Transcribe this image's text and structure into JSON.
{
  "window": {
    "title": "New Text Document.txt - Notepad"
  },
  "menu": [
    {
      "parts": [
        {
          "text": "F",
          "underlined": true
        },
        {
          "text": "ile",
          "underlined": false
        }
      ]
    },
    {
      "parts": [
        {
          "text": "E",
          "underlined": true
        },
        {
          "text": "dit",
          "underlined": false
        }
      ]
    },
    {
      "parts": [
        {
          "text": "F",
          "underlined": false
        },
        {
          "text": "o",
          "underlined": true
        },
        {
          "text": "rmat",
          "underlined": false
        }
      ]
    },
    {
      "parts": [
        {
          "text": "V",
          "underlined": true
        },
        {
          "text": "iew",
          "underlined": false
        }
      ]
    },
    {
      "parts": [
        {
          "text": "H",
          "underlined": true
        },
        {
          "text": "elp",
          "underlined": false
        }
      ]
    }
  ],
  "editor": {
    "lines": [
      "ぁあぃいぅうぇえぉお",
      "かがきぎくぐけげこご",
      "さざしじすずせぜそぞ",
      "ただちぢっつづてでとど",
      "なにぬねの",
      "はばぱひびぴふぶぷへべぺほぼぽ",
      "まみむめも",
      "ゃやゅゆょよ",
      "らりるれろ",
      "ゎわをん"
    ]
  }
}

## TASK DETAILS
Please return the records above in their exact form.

## OUTPUT OF THE TASK
Transcribe this image's text and structure into JSON.
{
  "window": {
    "title": "New Text Document.txt - Notepad"
  },
  "menu": [
    {
      "parts": [
        {
          "text": "F",
          "underlined": true
        },
        {
          "text": "ile",
          "underlined": false
        }
      ]
    },
    {
      "parts": [
        {
          "text": "E",
          "underlined": true
        },
        {
          "text": "dit",
          "underlined": false
        }
      ]
    },
    {
      "parts": [
        {
          "text": "F",
          "underlined": false
        },
        {
          "text": "o",
          "underlined": true
        },
        {
          "text": "rmat",
          "underlined": false
        }
      ]
    },
    {
      "parts": [
        {
          "text": "V",
          "underlined": true
        },
        {
          "text": "iew",
          "underlined": false
        }
      ]
    },
    {
      "parts": [
        {
          "text": "H",
          "underlined": true
        },
        {
          "text": "elp",
          "underlined": false
        }
      ]
    }
  ],
  "editor": {
    "lines": [
      "ぁあぃいぅうぇえぉお",
      "かがきぎくぐけげこご",
      "さざしじすずせぜそぞ",
      "ただちぢっつづてでとど",
      "なにぬねの",
      "はばぱひびぴふぶぷへべぺほぼぽ",
      "まみむめも",
      "ゃやゅゆょよ",
      "らりるれろ",
      "ゎわをん"
    ]
  }
}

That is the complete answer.